TASK DETAILS: Starting at the line that contains "Extract the structured" and ending at the final line of the entries below, write out each line exactly as it appears, but omit the pictures.
- - -
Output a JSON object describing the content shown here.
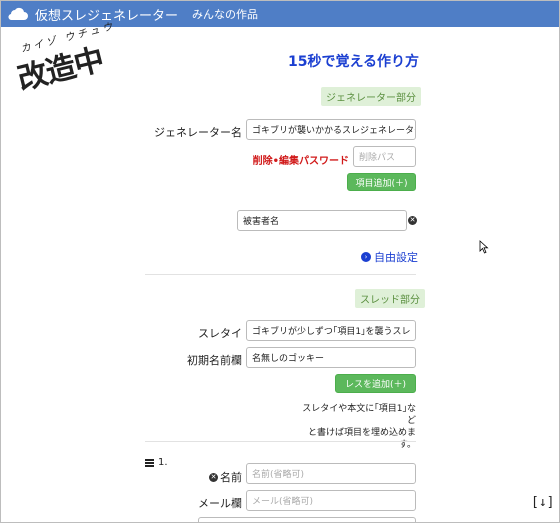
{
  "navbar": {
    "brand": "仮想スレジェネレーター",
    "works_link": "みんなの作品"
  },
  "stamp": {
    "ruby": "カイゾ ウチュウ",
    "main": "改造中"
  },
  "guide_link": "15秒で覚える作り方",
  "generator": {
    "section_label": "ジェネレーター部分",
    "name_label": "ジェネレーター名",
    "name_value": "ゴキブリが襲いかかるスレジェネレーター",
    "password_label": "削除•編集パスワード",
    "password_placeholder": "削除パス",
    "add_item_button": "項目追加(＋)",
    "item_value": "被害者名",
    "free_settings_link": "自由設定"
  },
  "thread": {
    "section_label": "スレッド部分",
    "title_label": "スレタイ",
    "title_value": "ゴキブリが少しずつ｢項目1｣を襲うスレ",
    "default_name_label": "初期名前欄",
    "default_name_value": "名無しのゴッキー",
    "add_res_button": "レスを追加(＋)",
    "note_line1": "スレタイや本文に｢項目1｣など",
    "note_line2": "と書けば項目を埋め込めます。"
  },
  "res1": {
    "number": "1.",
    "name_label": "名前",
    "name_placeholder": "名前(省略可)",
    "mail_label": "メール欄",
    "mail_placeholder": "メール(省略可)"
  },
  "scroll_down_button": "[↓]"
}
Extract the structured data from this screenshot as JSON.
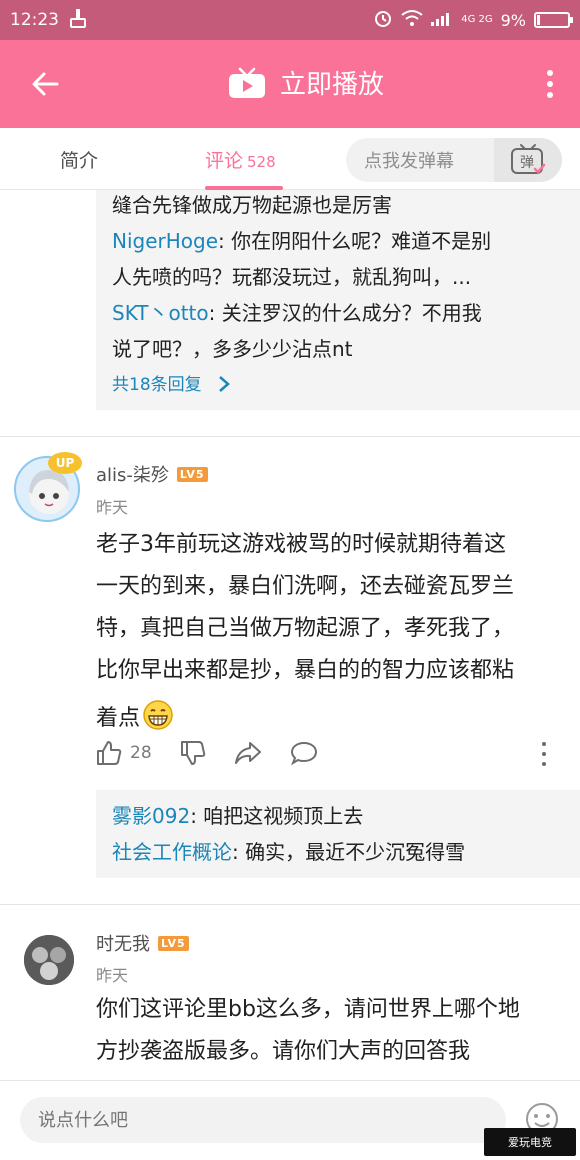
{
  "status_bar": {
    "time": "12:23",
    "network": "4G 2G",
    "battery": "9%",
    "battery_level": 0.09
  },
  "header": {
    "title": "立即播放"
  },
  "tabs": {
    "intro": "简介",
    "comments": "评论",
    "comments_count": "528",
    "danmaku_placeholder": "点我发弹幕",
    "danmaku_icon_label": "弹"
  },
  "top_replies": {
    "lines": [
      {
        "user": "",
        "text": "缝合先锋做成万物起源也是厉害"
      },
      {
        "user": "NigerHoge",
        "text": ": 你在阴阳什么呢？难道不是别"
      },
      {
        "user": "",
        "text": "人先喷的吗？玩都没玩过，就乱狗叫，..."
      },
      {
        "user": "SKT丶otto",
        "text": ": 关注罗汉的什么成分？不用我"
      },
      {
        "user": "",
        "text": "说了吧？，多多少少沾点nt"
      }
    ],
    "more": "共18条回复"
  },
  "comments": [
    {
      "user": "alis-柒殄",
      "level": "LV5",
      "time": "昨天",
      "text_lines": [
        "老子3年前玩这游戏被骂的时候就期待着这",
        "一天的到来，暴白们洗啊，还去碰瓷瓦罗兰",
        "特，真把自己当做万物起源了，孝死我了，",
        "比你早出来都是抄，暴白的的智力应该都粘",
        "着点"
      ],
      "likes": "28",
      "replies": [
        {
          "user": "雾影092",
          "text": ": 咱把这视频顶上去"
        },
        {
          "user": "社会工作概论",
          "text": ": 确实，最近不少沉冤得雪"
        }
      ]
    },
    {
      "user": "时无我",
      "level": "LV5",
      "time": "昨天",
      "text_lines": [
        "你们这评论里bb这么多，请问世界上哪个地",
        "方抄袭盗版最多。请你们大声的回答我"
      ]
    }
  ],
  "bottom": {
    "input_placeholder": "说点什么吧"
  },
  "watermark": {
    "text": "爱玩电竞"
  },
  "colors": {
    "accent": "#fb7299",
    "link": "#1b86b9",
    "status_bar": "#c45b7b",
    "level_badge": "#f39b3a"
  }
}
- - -
SOLUTION TO THE EXERCISE:
Extract the structured data from this screenshot as JSON.
{
  "status_bar": {
    "time": "12:23",
    "network": "4G 2G",
    "battery": "9%",
    "battery_level": 0.09
  },
  "header": {
    "title": "立即播放"
  },
  "tabs": {
    "intro": "简介",
    "comments": "评论",
    "comments_count": "528",
    "danmaku_placeholder": "点我发弹幕",
    "danmaku_icon_label": "弹"
  },
  "top_replies": {
    "lines": [
      {
        "user": "",
        "text": "缝合先锋做成万物起源也是厉害"
      },
      {
        "user": "NigerHoge",
        "text": ": 你在阴阳什么呢？难道不是别"
      },
      {
        "user": "",
        "text": "人先喷的吗？玩都没玩过，就乱狗叫，..."
      },
      {
        "user": "SKT丶otto",
        "text": ": 关注罗汉的什么成分？不用我"
      },
      {
        "user": "",
        "text": "说了吧？，多多少少沾点nt"
      }
    ],
    "more": "共18条回复"
  },
  "comments": [
    {
      "user": "alis-柒殄",
      "level": "LV5",
      "time": "昨天",
      "text_lines": [
        "老子3年前玩这游戏被骂的时候就期待着这",
        "一天的到来，暴白们洗啊，还去碰瓷瓦罗兰",
        "特，真把自己当做万物起源了，孝死我了，",
        "比你早出来都是抄，暴白的的智力应该都粘",
        "着点"
      ],
      "likes": "28",
      "replies": [
        {
          "user": "雾影092",
          "text": ": 咱把这视频顶上去"
        },
        {
          "user": "社会工作概论",
          "text": ": 确实，最近不少沉冤得雪"
        }
      ]
    },
    {
      "user": "时无我",
      "level": "LV5",
      "time": "昨天",
      "text_lines": [
        "你们这评论里bb这么多，请问世界上哪个地",
        "方抄袭盗版最多。请你们大声的回答我"
      ]
    }
  ],
  "bottom": {
    "input_placeholder": "说点什么吧"
  },
  "watermark": {
    "text": "爱玩电竞"
  },
  "colors": {
    "accent": "#fb7299",
    "link": "#1b86b9",
    "status_bar": "#c45b7b",
    "level_badge": "#f39b3a"
  }
}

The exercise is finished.